The records that follow must be repeated exactly as they stand.

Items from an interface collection
+ + + + +
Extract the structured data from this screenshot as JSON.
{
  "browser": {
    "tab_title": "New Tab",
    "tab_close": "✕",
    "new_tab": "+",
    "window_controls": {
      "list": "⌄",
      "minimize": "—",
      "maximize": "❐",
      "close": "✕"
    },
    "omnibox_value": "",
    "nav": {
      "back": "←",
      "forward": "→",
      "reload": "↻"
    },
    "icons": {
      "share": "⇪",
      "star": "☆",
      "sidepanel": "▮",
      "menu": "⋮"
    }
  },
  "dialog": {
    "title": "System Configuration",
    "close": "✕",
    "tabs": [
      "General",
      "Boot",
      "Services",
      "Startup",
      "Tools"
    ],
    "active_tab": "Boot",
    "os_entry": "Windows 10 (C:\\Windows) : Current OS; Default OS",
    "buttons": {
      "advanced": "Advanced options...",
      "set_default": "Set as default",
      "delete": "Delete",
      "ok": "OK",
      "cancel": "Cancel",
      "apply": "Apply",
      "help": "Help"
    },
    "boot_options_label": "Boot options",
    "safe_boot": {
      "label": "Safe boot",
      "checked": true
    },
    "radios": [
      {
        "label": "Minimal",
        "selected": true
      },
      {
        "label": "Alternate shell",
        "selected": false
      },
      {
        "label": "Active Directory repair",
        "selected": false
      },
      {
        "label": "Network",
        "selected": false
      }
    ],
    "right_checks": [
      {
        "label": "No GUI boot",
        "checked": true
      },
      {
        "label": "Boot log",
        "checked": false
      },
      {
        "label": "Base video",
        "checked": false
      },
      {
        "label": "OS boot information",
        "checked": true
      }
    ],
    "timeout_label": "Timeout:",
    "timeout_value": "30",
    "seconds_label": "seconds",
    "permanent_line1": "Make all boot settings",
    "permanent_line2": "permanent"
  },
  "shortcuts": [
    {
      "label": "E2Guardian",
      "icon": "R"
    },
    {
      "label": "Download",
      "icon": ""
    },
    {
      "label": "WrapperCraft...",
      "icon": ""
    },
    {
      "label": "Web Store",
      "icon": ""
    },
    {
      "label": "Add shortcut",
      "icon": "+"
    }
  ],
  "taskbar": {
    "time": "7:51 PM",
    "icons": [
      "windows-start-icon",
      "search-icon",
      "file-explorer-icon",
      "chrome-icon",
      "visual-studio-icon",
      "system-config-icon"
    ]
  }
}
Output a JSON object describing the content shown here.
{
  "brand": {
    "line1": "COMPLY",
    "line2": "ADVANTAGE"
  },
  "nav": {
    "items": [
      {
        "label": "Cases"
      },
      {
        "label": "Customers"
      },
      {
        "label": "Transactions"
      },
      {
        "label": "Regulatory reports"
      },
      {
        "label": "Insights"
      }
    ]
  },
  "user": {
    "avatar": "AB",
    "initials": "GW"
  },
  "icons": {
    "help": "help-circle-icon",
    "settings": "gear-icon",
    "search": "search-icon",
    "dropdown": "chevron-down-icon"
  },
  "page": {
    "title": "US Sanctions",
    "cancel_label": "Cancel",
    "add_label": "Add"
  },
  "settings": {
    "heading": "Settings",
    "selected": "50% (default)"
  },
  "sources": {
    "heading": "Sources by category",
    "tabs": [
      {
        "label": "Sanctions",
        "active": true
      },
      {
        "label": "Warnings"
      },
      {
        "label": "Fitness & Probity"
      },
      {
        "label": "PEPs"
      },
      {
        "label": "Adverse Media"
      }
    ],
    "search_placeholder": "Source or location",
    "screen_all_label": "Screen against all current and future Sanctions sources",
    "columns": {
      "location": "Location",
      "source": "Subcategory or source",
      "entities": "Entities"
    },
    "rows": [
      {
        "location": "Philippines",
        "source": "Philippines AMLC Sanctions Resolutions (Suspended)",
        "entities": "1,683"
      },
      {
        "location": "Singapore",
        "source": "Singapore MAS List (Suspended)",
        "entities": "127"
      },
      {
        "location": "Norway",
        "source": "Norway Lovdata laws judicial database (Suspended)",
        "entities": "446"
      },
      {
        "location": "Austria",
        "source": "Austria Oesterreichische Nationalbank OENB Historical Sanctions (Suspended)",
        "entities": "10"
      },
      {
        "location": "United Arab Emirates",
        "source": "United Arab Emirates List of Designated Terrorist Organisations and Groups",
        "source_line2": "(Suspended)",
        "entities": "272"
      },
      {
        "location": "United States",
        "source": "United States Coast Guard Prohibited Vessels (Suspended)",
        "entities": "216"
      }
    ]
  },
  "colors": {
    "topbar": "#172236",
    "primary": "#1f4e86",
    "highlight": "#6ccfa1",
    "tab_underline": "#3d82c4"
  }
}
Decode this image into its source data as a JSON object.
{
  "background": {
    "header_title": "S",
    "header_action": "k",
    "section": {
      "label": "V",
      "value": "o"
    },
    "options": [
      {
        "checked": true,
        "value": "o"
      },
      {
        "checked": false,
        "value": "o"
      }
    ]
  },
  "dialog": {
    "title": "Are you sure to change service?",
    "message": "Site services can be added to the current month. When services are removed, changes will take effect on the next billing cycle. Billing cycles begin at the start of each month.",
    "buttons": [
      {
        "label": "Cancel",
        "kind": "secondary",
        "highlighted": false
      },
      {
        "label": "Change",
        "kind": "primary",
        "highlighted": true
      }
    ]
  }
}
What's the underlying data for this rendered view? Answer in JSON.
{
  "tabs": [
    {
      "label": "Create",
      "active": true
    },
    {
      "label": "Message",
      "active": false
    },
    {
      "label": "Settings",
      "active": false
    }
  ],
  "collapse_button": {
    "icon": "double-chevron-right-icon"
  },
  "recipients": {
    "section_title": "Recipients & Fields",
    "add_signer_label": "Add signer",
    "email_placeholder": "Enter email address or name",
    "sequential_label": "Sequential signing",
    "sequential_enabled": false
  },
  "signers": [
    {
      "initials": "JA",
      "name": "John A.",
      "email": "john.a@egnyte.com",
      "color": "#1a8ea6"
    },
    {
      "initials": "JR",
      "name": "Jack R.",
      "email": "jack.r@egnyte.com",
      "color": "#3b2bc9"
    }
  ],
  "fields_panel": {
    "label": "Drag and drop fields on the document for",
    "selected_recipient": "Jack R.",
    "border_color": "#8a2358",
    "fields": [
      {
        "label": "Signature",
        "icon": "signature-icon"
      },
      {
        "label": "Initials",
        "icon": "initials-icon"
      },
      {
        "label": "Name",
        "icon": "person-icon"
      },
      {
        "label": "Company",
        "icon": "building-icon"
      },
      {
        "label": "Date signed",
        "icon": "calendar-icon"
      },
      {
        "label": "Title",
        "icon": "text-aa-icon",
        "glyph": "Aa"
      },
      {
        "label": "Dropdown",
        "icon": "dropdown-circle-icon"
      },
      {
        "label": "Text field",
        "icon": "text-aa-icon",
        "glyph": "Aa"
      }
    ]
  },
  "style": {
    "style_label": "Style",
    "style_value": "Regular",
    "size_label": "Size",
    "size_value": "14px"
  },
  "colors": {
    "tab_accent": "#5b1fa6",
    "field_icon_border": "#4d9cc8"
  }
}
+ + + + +
# ANSWER AREA
Extract the structured data from this screenshot as JSON.
{
  "browser": {
    "tab_title": "New Tab",
    "tab_close": "✕",
    "new_tab": "+",
    "window_controls": {
      "list": "⌄",
      "minimize": "—",
      "maximize": "❐",
      "close": "✕"
    },
    "omnibox_value": "",
    "nav": {
      "back": "←",
      "forward": "→",
      "reload": "↻"
    },
    "icons": {
      "share": "⇪",
      "star": "☆",
      "sidepanel": "▮",
      "menu": "⋮"
    }
  },
  "dialog": {
    "title": "System Configuration",
    "close": "✕",
    "tabs": [
      "General",
      "Boot",
      "Services",
      "Startup",
      "Tools"
    ],
    "active_tab": "Boot",
    "os_entry": "Windows 10 (C:\\Windows) : Current OS; Default OS",
    "buttons": {
      "advanced": "Advanced options...",
      "set_default": "Set as default",
      "delete": "Delete",
      "ok": "OK",
      "cancel": "Cancel",
      "apply": "Apply",
      "help": "Help"
    },
    "boot_options_label": "Boot options",
    "safe_boot": {
      "label": "Safe boot",
      "checked": true
    },
    "radios": [
      {
        "label": "Minimal",
        "selected": true
      },
      {
        "label": "Alternate shell",
        "selected": false
      },
      {
        "label": "Active Directory repair",
        "selected": false
      },
      {
        "label": "Network",
        "selected": false
      }
    ],
    "right_checks": [
      {
        "label": "No GUI boot",
        "checked": true
      },
      {
        "label": "Boot log",
        "checked": false
      },
      {
        "label": "Base video",
        "checked": false
      },
      {
        "label": "OS boot information",
        "checked": true
      }
    ],
    "timeout_label": "Timeout:",
    "timeout_value": "30",
    "seconds_label": "seconds",
    "permanent_line1": "Make all boot settings",
    "permanent_line2": "permanent"
  },
  "shortcuts": [
    {
      "label": "E2Guardian",
      "icon": "R"
    },
    {
      "label": "Download",
      "icon": ""
    },
    {
      "label": "WrapperCraft...",
      "icon": ""
    },
    {
      "label": "Web Store",
      "icon": ""
    },
    {
      "label": "Add shortcut",
      "icon": "+"
    }
  ],
  "taskbar": {
    "time": "7:51 PM",
    "icons": [
      "windows-start-icon",
      "search-icon",
      "file-explorer-icon",
      "chrome-icon",
      "visual-studio-icon",
      "system-config-icon"
    ]
  }
}
Output a JSON object describing the content shown here.
{
  "brand": {
    "line1": "COMPLY",
    "line2": "ADVANTAGE"
  },
  "nav": {
    "items": [
      {
        "label": "Cases"
      },
      {
        "label": "Customers"
      },
      {
        "label": "Transactions"
      },
      {
        "label": "Regulatory reports"
      },
      {
        "label": "Insights"
      }
    ]
  },
  "user": {
    "avatar": "AB",
    "initials": "GW"
  },
  "icons": {
    "help": "help-circle-icon",
    "settings": "gear-icon",
    "search": "search-icon",
    "dropdown": "chevron-down-icon"
  },
  "page": {
    "title": "US Sanctions",
    "cancel_label": "Cancel",
    "add_label": "Add"
  },
  "settings": {
    "heading": "Settings",
    "selected": "50% (default)"
  },
  "sources": {
    "heading": "Sources by category",
    "tabs": [
      {
        "label": "Sanctions",
        "active": true
      },
      {
        "label": "Warnings"
      },
      {
        "label": "Fitness & Probity"
      },
      {
        "label": "PEPs"
      },
      {
        "label": "Adverse Media"
      }
    ],
    "search_placeholder": "Source or location",
    "screen_all_label": "Screen against all current and future Sanctions sources",
    "columns": {
      "location": "Location",
      "source": "Subcategory or source",
      "entities": "Entities"
    },
    "rows": [
      {
        "location": "Philippines",
        "source": "Philippines AMLC Sanctions Resolutions (Suspended)",
        "entities": "1,683"
      },
      {
        "location": "Singapore",
        "source": "Singapore MAS List (Suspended)",
        "entities": "127"
      },
      {
        "location": "Norway",
        "source": "Norway Lovdata laws judicial database (Suspended)",
        "entities": "446"
      },
      {
        "location": "Austria",
        "source": "Austria Oesterreichische Nationalbank OENB Historical Sanctions (Suspended)",
        "entities": "10"
      },
      {
        "location": "United Arab Emirates",
        "source": "United Arab Emirates List of Designated Terrorist Organisations and Groups",
        "source_line2": "(Suspended)",
        "entities": "272"
      },
      {
        "location": "United States",
        "source": "United States Coast Guard Prohibited Vessels (Suspended)",
        "entities": "216"
      }
    ]
  },
  "colors": {
    "topbar": "#172236",
    "primary": "#1f4e86",
    "highlight": "#6ccfa1",
    "tab_underline": "#3d82c4"
  }
}
Decode this image into its source data as a JSON object.
{
  "background": {
    "header_title": "S",
    "header_action": "k",
    "section": {
      "label": "V",
      "value": "o"
    },
    "options": [
      {
        "checked": true,
        "value": "o"
      },
      {
        "checked": false,
        "value": "o"
      }
    ]
  },
  "dialog": {
    "title": "Are you sure to change service?",
    "message": "Site services can be added to the current month. When services are removed, changes will take effect on the next billing cycle. Billing cycles begin at the start of each month.",
    "buttons": [
      {
        "label": "Cancel",
        "kind": "secondary",
        "highlighted": false
      },
      {
        "label": "Change",
        "kind": "primary",
        "highlighted": true
      }
    ]
  }
}
What's the underlying data for this rendered view? Answer in JSON.
{
  "tabs": [
    {
      "label": "Create",
      "active": true
    },
    {
      "label": "Message",
      "active": false
    },
    {
      "label": "Settings",
      "active": false
    }
  ],
  "collapse_button": {
    "icon": "double-chevron-right-icon"
  },
  "recipients": {
    "section_title": "Recipients & Fields",
    "add_signer_label": "Add signer",
    "email_placeholder": "Enter email address or name",
    "sequential_label": "Sequential signing",
    "sequential_enabled": false
  },
  "signers": [
    {
      "initials": "JA",
      "name": "John A.",
      "email": "john.a@egnyte.com",
      "color": "#1a8ea6"
    },
    {
      "initials": "JR",
      "name": "Jack R.",
      "email": "jack.r@egnyte.com",
      "color": "#3b2bc9"
    }
  ],
  "fields_panel": {
    "label": "Drag and drop fields on the document for",
    "selected_recipient": "Jack R.",
    "border_color": "#8a2358",
    "fields": [
      {
        "label": "Signature",
        "icon": "signature-icon"
      },
      {
        "label": "Initials",
        "icon": "initials-icon"
      },
      {
        "label": "Name",
        "icon": "person-icon"
      },
      {
        "label": "Company",
        "icon": "building-icon"
      },
      {
        "label": "Date signed",
        "icon": "calendar-icon"
      },
      {
        "label": "Title",
        "icon": "text-aa-icon",
        "glyph": "Aa"
      },
      {
        "label": "Dropdown",
        "icon": "dropdown-circle-icon"
      },
      {
        "label": "Text field",
        "icon": "text-aa-icon",
        "glyph": "Aa"
      }
    ]
  },
  "style": {
    "style_label": "Style",
    "style_value": "Regular",
    "size_label": "Size",
    "size_value": "14px"
  },
  "colors": {
    "tab_accent": "#5b1fa6",
    "field_icon_border": "#4d9cc8"
  }
}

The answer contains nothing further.